## Exercise instructions
In the records, find each line where "sunglasses" occurs, and copy it.

(Dataset)

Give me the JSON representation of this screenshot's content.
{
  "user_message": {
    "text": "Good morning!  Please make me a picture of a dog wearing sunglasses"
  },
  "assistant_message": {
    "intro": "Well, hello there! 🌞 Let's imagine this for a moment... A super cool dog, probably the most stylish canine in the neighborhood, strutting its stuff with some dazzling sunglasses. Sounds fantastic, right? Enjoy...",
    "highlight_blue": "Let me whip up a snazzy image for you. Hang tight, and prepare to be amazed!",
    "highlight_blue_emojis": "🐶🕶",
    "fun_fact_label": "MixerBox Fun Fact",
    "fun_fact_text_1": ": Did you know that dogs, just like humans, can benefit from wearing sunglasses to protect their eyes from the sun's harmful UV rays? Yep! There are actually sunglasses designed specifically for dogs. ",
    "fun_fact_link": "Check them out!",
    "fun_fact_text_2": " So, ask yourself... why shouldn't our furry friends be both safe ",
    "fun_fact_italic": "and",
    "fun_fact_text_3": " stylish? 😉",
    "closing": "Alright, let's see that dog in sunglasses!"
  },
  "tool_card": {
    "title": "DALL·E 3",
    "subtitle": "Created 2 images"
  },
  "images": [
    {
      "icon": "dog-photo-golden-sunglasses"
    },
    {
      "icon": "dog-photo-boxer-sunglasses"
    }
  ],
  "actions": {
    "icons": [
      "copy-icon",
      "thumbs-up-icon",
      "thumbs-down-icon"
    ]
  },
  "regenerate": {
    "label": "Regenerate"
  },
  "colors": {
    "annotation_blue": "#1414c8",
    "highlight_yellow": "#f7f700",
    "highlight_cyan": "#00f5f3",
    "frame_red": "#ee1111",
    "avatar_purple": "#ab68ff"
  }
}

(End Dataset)

## Output of the exercise
    "text": "Good morning!  Please make me a picture of a dog wearing sunglasses"
    "intro": "Well, hello there! 🌞 Let's imagine this for a moment... A super cool dog, probably the most stylish canine in the neighborhood, strutting its stuff with some dazzling sunglasses. Sounds fantastic, right? Enjoy...",
    "fun_fact_text_1": ": Did you know that dogs, just like humans, can benefit from wearing sunglasses to protect their eyes from the sun's harmful UV rays? Yep! There are actually sunglasses designed specifically for dogs. ",
    "closing": "Alright, let's see that dog in sunglasses!"
      "icon": "dog-photo-golden-sunglasses"
      "icon": "dog-photo-boxer-sunglasses"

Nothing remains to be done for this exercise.